Secretary: Dr Margaret Simonson McNamee, Sweden Treasurer: Dr Christopher Wieczorek, USA Immediate Past Chairman: Dr Craig Beyler, USA

IAFSS COMMITTEE: Dr Vytenis Babrauskas, USA Mr Dieter Brein, Germany Prof W-K Chow, Hong Kong, China Prof Nicholas Dembsey, USA Dr Rita Fahy, USA Ms Carole Franks, UK Prof Ed Galea, UK Prof George Hadjisophocleous, Canada Dr Tuula Hakkarainen, Finland Prof Yuji Hasemi, Japan Dr Yaping He, Australia Dr Bjrn Karlsson, Iceland Dr Bart Merci, Belgium Dr Guillermo Rein, UK Prof Jinhua Sun, China Prof Takeyoshi Tanaka, Japan Prof Patrick van Hees, Sweden

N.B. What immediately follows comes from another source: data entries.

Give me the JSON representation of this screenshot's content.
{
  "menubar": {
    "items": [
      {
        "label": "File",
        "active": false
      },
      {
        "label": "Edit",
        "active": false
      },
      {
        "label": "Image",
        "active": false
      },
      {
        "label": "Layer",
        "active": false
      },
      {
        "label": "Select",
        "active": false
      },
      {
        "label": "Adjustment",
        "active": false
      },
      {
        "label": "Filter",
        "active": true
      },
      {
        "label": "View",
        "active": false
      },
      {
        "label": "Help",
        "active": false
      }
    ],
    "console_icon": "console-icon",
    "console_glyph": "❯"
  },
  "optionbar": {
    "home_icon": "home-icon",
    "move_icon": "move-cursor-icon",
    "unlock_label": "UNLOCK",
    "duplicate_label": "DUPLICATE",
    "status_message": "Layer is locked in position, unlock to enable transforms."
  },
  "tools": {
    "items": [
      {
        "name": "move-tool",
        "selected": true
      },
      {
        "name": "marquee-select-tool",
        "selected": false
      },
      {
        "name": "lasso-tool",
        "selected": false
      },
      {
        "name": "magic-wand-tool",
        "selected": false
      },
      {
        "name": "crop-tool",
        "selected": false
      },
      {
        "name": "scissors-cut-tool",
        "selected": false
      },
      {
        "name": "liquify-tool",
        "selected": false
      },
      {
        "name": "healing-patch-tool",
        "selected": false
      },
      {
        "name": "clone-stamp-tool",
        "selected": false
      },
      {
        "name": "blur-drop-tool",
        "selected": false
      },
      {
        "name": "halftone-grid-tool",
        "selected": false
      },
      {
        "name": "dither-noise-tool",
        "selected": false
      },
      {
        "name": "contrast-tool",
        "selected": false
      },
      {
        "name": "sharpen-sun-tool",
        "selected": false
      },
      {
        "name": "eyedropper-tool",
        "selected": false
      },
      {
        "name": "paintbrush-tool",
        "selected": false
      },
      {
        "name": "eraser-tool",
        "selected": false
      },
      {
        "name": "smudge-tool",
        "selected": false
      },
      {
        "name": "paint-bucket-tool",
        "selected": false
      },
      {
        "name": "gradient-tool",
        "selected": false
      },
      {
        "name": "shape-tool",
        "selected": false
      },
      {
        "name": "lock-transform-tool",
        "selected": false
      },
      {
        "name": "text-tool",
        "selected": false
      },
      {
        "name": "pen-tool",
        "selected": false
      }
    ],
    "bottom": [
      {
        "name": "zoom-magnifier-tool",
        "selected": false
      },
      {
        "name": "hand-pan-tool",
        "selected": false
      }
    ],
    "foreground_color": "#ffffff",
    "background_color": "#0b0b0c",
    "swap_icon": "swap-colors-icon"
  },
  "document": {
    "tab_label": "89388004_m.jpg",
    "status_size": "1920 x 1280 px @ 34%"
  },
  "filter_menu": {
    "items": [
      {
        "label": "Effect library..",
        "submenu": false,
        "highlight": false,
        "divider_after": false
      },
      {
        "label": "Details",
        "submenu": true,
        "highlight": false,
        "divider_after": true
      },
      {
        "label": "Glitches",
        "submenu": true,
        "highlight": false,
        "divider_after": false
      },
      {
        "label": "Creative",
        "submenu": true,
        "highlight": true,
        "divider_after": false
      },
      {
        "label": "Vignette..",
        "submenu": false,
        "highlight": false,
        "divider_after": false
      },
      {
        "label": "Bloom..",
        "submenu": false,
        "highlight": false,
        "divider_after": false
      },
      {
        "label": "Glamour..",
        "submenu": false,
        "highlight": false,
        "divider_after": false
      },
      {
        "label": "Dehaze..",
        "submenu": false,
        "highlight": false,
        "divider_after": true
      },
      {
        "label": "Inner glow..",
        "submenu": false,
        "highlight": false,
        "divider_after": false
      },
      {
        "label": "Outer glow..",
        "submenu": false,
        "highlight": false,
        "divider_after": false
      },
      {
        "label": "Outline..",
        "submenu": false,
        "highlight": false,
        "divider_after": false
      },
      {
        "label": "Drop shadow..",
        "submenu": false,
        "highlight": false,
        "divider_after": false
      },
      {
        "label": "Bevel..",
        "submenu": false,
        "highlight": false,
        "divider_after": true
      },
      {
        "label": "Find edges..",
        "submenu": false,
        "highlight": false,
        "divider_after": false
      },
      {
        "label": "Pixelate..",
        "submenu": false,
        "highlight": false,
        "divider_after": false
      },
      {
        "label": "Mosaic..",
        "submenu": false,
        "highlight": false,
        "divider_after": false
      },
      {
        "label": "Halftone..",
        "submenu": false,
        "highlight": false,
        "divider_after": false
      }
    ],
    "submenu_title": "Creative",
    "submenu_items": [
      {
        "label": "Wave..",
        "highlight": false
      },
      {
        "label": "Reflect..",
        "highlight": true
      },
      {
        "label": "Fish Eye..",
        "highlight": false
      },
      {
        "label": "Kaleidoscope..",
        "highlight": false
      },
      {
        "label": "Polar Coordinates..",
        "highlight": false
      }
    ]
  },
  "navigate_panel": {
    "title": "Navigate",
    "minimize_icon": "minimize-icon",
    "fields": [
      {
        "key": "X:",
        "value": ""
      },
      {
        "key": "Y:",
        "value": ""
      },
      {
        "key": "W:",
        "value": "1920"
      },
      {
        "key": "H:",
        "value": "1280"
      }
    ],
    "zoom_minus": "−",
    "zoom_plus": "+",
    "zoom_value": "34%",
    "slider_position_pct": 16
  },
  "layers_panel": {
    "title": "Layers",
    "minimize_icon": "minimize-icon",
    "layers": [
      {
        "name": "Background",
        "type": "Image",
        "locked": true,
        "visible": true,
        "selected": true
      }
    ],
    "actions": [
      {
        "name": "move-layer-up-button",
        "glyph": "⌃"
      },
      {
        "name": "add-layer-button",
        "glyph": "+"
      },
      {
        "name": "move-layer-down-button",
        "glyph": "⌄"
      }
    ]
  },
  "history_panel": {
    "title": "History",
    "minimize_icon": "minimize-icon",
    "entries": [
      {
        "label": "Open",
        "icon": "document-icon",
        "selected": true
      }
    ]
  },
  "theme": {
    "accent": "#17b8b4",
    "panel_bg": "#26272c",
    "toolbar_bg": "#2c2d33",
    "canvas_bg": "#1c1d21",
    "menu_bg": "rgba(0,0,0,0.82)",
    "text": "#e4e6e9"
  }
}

Executive Members: Dr Charles Fleischmann, New Zealand Dr Arnaud Trouve, USA

Fire Safety Science News, No 33: page 39